In spring, when the pink and white flowers are in full bloom (Sakura in Japanese), it is one of the most beautiful hikes you will experience in Japan (however, you are not the only one interested in cherry blossom season in Japan so it could get pretty crowded here).
On the way there are many places where you can enjoy a picnic to enjoy the view.
8.) The Shikoku Henro Pilgrimage
The island of Shikoku is known for its many temples and this more than 1,000 km long and very challenging hike, which takes you on a path around the island and stops at all eighty-eight temples. It really is one of the best hikes in Japan for temple fans.
If you do not have six weeks to complete this journey (understandably), you can always shorten the route considerably by getting on a bus or taxi, or only doing certain sections of the journey. Note, however, that the user has an end to your will. Walk at the same temple you started with.
9.) The Japanese Alps
Located on the main island of Honshu, the Kamikochi Valley is one of the best hikes in the Japanese Alps. Here you will find a number of moderate walks where you can spend most of the day, as well as more technically challenging climbs for those looking for a challenge.
If you are here in autumn and winter, be sure to stop by the Kamikochi Onsen Hotel for a spectacular mountain panorama (you can do it in spring and summer, but I imagine a hot bath on a hot summer day does not have the same appeal ).
10.) Lake Chuzenji
This is a beautiful lake formed by the volcanic explosion of Mount Nantai, stoically located in the background. The trail is about 25 km long and quite moderate, although there are some steep areas.
Known for its vibrant beauty, this is a particularly breathtaking walk in the fall, when the leaves have become gold, red and orange. There are a number of hot springs where you can soak your tired muscles, including the healing waters of Chuzenji Onsen.
11.) Daisetsuzan National Park
Daisetsuzan literally means:Big snowy mountain"A pretty well-deserved name, as this majestic mountain is white for most of the year.
During the short time window, when the snow cover melts, the ascent is absolutely extraordinary, taking you past lush vegetation, active volcanoes and crystal-clear lakes. This is an excellent place to visit if you are just a step away from bustling cities and lose yourself in nature.
End a long day hiking with a long jump in one of the many hot springs, of which there is a big burden in the villages around the park.
This small island south of Kyushu is home to beautiful forests that offer many hiking opportunities. All offer beautiful hiking landscapes.
The deep green of the trees in the woods is enhanced by the strong moss coating, making you feel as if you are a million miles from the civilized world.

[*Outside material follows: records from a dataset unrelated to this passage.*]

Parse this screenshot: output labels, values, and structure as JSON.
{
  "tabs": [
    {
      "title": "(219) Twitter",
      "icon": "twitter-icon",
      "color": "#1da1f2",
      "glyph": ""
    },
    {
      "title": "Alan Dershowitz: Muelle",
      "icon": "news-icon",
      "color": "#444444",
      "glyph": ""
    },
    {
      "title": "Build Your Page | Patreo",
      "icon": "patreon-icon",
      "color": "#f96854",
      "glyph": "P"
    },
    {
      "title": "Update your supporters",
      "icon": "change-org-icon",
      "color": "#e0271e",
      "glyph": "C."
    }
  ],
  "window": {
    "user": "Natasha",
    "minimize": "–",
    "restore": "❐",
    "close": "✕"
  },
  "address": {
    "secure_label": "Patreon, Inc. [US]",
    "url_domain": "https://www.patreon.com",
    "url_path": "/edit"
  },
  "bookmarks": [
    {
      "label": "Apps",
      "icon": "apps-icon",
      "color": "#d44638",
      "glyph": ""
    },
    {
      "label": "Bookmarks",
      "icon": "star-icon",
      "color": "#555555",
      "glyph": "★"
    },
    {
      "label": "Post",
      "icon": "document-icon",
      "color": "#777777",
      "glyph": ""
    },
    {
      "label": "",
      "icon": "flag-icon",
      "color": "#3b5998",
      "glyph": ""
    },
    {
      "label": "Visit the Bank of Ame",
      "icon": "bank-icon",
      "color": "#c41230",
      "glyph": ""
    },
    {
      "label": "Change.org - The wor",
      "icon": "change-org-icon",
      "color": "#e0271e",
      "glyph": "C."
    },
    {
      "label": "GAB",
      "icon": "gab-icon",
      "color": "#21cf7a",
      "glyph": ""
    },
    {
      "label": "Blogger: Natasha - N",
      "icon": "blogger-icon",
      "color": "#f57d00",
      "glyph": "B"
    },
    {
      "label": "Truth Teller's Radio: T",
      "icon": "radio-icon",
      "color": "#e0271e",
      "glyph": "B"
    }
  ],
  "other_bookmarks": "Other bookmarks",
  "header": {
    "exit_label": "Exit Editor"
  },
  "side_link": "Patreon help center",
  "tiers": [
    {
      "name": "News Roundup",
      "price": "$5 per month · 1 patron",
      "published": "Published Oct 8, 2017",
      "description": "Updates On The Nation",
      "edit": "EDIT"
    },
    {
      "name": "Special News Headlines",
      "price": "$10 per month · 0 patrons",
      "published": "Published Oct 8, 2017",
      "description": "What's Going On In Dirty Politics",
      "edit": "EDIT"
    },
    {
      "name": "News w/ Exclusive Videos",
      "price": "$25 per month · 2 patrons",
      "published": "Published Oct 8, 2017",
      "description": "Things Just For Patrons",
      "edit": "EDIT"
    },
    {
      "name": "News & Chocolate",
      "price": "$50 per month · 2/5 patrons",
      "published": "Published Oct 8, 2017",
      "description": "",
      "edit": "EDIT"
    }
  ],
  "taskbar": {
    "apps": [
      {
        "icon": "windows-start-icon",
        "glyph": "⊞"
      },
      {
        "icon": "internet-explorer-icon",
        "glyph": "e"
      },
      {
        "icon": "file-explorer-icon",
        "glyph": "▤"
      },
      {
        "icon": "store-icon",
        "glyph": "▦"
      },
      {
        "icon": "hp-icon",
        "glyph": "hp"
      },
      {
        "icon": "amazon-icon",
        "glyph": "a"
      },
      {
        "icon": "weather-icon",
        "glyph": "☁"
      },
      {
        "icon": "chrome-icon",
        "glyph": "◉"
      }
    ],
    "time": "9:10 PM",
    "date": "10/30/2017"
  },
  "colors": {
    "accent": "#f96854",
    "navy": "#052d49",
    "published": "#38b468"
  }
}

While the landscape looks like a fairy tale, the highlight of a visit to Yakushima is the opportunity to see and touch the Yakusugi – the ancient cedars (usually at least 1,000 years old) found in the mountains.
When you finish hiking (or maybe even earlier), there are 16 great things in Japan worth seeing.
16 best things to do in Japan